February 3, 2010


Unlikely Revolutionaries
: How a former Iranian official and a U.S. foreign-policy guru are shifting Washington’s stance toward regime change in Tehran (Lee Smith, Feb 2, 2010, The Tablet)

[T]he realists in Washington are led by Richard Haass, the current president of the Council on Foreign Relations—who opposed the Bush administration’s Iran policy as too aggressive and famously argued that the US had no interest in throwing Saddam Hussein out of Kuwait during the first Gulf War.

While neither man is a household name, the fact is that the policymaking process in Washington can be as inscrutable to outsiders as the inner workings of Iran’s famously opaque clerical regime. Public figures like Secretary of State Hillary Clinton or James Jones, the national security adviser, are simply the most visible members of a broad circle of policymakers who cross the aisle just as frequently as they stick to partisan prejudices, and who speak to each other through private channels, thinktanks, and the media.
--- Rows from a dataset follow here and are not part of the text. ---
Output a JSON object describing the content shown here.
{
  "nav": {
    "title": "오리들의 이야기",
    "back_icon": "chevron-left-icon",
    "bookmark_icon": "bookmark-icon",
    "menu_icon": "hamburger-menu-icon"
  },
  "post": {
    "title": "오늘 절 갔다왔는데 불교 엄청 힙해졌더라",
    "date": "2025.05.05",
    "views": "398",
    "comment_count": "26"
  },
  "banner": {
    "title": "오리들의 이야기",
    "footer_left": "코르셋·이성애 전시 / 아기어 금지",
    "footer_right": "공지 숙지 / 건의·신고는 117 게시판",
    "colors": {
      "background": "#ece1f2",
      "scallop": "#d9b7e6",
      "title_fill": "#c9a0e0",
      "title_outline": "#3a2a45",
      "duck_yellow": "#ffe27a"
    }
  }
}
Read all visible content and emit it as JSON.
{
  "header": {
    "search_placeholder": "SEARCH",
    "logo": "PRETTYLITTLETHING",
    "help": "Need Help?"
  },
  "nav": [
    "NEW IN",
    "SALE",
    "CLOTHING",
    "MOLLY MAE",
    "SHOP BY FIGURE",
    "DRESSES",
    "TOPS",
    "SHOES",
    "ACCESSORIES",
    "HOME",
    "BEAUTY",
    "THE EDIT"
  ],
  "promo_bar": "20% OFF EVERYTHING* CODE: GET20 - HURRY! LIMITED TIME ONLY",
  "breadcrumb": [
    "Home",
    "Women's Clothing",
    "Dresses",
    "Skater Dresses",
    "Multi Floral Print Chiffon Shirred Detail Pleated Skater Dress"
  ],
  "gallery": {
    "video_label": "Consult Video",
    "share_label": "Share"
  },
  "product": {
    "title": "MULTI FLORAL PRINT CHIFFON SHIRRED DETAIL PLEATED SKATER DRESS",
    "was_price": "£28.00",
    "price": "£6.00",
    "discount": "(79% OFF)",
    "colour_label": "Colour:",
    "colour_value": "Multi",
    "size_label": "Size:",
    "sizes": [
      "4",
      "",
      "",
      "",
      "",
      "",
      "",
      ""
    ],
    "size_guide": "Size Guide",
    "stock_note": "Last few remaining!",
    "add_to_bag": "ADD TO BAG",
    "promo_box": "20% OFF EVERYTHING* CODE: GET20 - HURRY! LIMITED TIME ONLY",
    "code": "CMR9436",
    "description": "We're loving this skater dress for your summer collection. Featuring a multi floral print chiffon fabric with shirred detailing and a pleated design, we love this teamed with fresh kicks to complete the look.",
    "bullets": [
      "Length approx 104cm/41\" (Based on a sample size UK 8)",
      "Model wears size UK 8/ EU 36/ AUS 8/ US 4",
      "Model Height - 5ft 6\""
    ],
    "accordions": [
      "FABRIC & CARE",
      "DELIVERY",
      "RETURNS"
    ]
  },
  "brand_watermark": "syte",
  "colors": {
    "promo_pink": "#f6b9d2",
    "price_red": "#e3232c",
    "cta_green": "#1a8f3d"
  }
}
Haass’ influence on the tone of foreign policy discourse in Obama’s 2008 campaign and on the staffing of the State Department and White House makes him perhaps the most influential foreign policy expert in Washington who is not a member of the Obama administration. The fact that the tone-setter of much of Obama’s public discourse about foreign policy has now become a proponent of “regime change”—the phrase associated with George W. Bush’s brazen invasion of Iraq—is enough to make any observer do a double take. During the reign of the neoconservatives in Washington, Haass and the realists delighted in savaging the Bush administration’s miscues and recommended a return to a more pragmatic foreign policy. Haass even invited Iranian president Mahmoud Ahmadinejad to address the Council in a controversial 2006 session, paving the way for candidate Barack Obama’s campaign promise that he would talk to anyone, especially the Islamic Republic of Iran.

However, now more than a year into Obama’s term, the engagement with Tehran that Haass and the realists wanted has led nowhere. Moreover, the anti-government demonstrations taking place throughout Iran have not abated, as some had prophesied in June.

With more protests expected for the 30th anniversary of the revolution on February 11, it seems the realists are now jumping off the “engagement with Iran” bandwagon. “The nuclear talks are going nowhere,” Haass wrote in a January issue of Newsweek. Instead, he argued:

we should be focusing on another fact: Iran may be closer to profound political change than at any time since the revolution that ousted the shah 30 years ago…. Outsiders should act to strengthen the opposition and to deepen rifts among the rulers. This process is underway, and while it will take time, it promises the first good chance in decades to bring about an Iran that, even if less than a model country, would nonetheless act considerably better at home and abroad. Even a realist should recognize that it’s an opportunity not to be missed.

If some in the realist camp, like Israel Lobby author Stephen Walt, were appalled by Haass’ conversion, the neoconservatives welcomed it. “I hope his many minions will follow his lead,” says Michael Rubin, a resident scholar at the American Enterprise Institute who worked in the Pentagon during the George W. Bush administration. “And that the disruptions they’ve caused in preventing us from creating an effective Iran policy will end as will their fantasy that Iran is a regime like any other.”

Posted by Orrin Judd at February 3, 2010 2:52 PM
blog comments powered by Disqus